To date, there is no single medicine that is completely effective against the virus. For this reason, healthcare providers concentrate on treating the symptoms. Since fever often accompanies an adenovirus infection, over-the-counter remedies are sometimes the most effective. In the case of adenoviral conjunctivitis, or pinkeye, doctors will prescribe eye drops or ointments to ease the discomfort and hasten recovery.

Several strains of the virus infect the respiratory system. Studies performed by the Infectious Diseases Society of America (IDSA) show a correlation between location and viral respiratory illnesses. Children and infants who live in urban environments have much greater instances of adenovirus infection than those who reside in the suburbs.

Tests performed on 500 infants living in urban dwellings detected 4.8 percent infected with the virus, while only 0.7 percent of their suburban counterparts tested positive. Some possible theories for the elevated infections in urban settings were vehicle exhaust and industrial pollution.

The immediate effects of adenoviruses are usually not serious.

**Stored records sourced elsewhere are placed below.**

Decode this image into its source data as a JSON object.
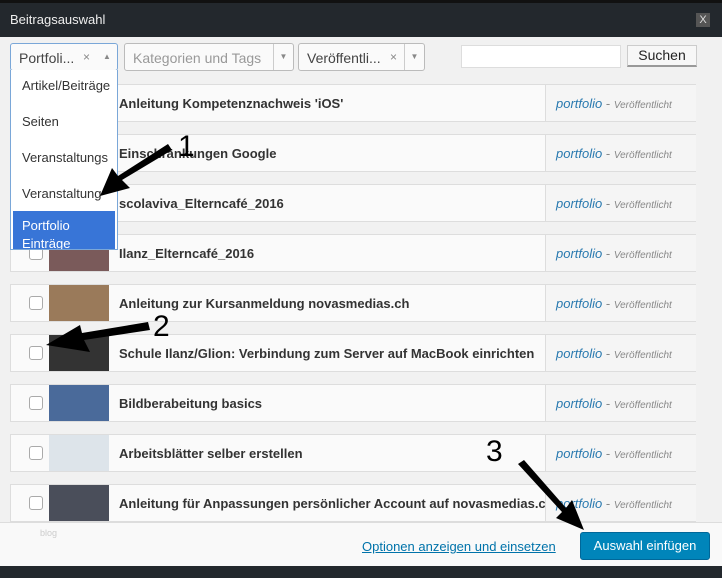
{
  "dialog": {
    "title": "Beitragsauswahl",
    "close_label": "X"
  },
  "filters": {
    "post_type": {
      "value": "Portfoli...",
      "clear": "×",
      "arrow": "▲"
    },
    "categories": {
      "placeholder": "Kategorien und Tags",
      "arrow": "▼"
    },
    "status": {
      "value": "Veröffentli...",
      "clear": "×",
      "arrow": "▼"
    },
    "search_value": "",
    "search_button": "Suchen"
  },
  "dropdown": {
    "options": [
      "Artikel/Beiträge",
      "Seiten",
      "Veranstaltungs",
      "Veranstaltung",
      "Portfolio Einträge"
    ],
    "selected_index": 4
  },
  "rows": [
    {
      "title": "Anleitung Kompetenznachweis 'iOS'",
      "type": "portfolio",
      "status": "Veröffentlicht",
      "thumb": "#c9c9c9"
    },
    {
      "title": "Einschränkungen Google",
      "type": "portfolio",
      "status": "Veröffentlicht",
      "thumb": "#bbb"
    },
    {
      "title": "scolaviva_Elterncafé_2016",
      "type": "portfolio",
      "status": "Veröffentlicht",
      "thumb": "#8a7a6a"
    },
    {
      "title": "Ilanz_Elterncafé_2016",
      "type": "portfolio",
      "status": "Veröffentlicht",
      "thumb": "#7a5a5a"
    },
    {
      "title": "Anleitung zur Kursanmeldung novasmedias.ch",
      "type": "portfolio",
      "status": "Veröffentlicht",
      "thumb": "#9a7a5a"
    },
    {
      "title": "Schule Ilanz/Glion: Verbindung zum Server auf MacBook einrichten",
      "type": "portfolio",
      "status": "Veröffentlicht",
      "thumb": "#333"
    },
    {
      "title": "Bildberabeitung basics",
      "type": "portfolio",
      "status": "Veröffentlicht",
      "thumb": "#4a6a9a"
    },
    {
      "title": "Arbeitsblätter selber erstellen",
      "type": "portfolio",
      "status": "Veröffentlicht",
      "thumb": "#dde4ea"
    },
    {
      "title": "Anleitung für Anpassungen persönlicher Account auf novasmedias.ch",
      "type": "portfolio",
      "status": "Veröffentlicht",
      "thumb": "#4a4e5a"
    }
  ],
  "footer": {
    "faded_label": "blog",
    "options_link": "Optionen anzeigen und einsetzen",
    "insert_button": "Auswahl einfügen"
  },
  "annotations": [
    "1",
    "2",
    "3"
  ]
}
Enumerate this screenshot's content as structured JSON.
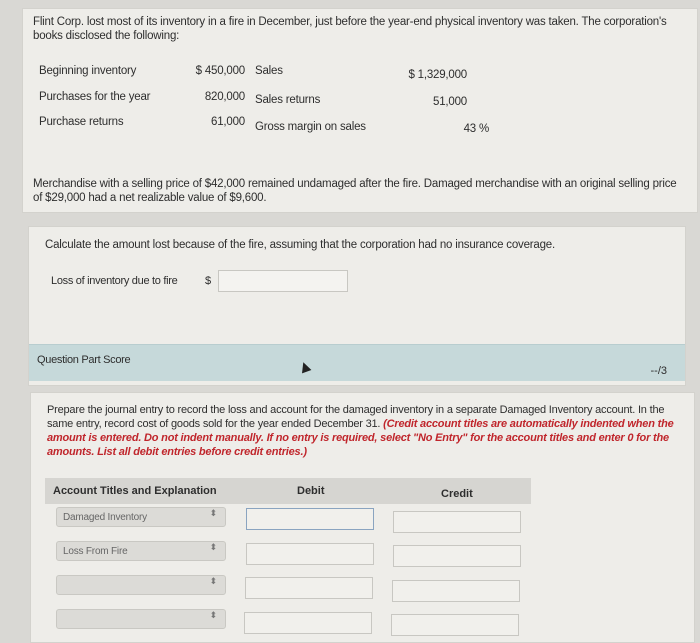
{
  "problem": {
    "intro": "Flint Corp. lost most of its inventory in a fire in December, just before the year-end physical inventory was taken. The corporation's books disclosed the following:",
    "left_items": [
      {
        "label": "Beginning inventory",
        "value": "$  450,000"
      },
      {
        "label": "Purchases for the year",
        "value": "820,000"
      },
      {
        "label": "Purchase returns",
        "value": "61,000"
      }
    ],
    "right_items": [
      {
        "label": "Sales",
        "value": "$  1,329,000"
      },
      {
        "label": "Sales returns",
        "value": "51,000"
      },
      {
        "label": "Gross margin on sales",
        "value": "43  %"
      }
    ],
    "merchandise_text": "Merchandise with a selling price of $42,000 remained undamaged after the fire. Damaged merchandise with an original selling price of $29,000 had a net realizable value of $9,600."
  },
  "part1": {
    "prompt": "Calculate the amount lost because of the fire, assuming that the corporation had no insurance coverage.",
    "loss_label": "Loss of inventory due to fire",
    "currency": "$",
    "loss_value": "",
    "score_label": "Question Part Score",
    "score_value": "--/3"
  },
  "part2": {
    "instruction_plain": "Prepare the journal entry to record the loss and account for the damaged inventory in a separate Damaged Inventory account. In the same entry, record cost of goods sold for the year ended December 31. ",
    "instruction_red": "(Credit account titles are automatically indented when the amount is entered. Do not indent manually. If no entry is required, select \"No Entry\" for the account titles and enter 0 for the amounts. List all debit entries before credit entries.)",
    "headers": {
      "account": "Account Titles and Explanation",
      "debit": "Debit",
      "credit": "Credit"
    },
    "rows": [
      {
        "account": "Damaged Inventory",
        "debit": "",
        "credit": ""
      },
      {
        "account": "Loss From Fire",
        "debit": "",
        "credit": ""
      },
      {
        "account": "",
        "debit": "",
        "credit": ""
      },
      {
        "account": "",
        "debit": "",
        "credit": ""
      }
    ]
  },
  "icons": {
    "select_arrow": "⬍"
  }
}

Some parents are not even aware that their infants have suffered an infection. Repeated infections, however, have the potential to alter the development of airways and lungs. This, in many cases, leads to reduced lung function or asthma.

In 2010, it was estimated that 20 million people in the United States had asthma; nine million of these were children. Asthma is a disease in which the airways become inflamed and swollen, causing breathing difficulty and in severe cases, death. Thousands of Americans each year die from complications due to asthma.

While asthma can strike anyone, infants, children, and adults of African and Puerto Rican descent statistically have a higher rate of this illness. Scientists are still unsure as to the reason for these elevated numbers. Some believe it is genetic, while others blame the environment. It should be noted however, that a large percentage of Africans and Puerto Ricans live in urban environments where pollution is far more prevalent.

According to the National Heart, Lung and Blood Institute, more asthma related deaths occur in countries with low to middle incomes. The reasoning behind these figures is lack of affordable healthcare. Ironically, the more developed, westernized countries have a higher rate of asthma symptoms.

The United States, Australia and New Zealand are among the countries with the highest instances of asthma; Eastern Europe, Indonesia and Ethiopia rate the lowest.

While adenoviruses which contribute most to asthma symptoms are not treatable, they are preventable. Washing hands thoroughly, disinfecting surfaces, and covering one's mouth when sneezing or coughing are all effective means of avoiding and stopping the spread of the virus. An ounce of prevention is always better than a trip to the pharmacy.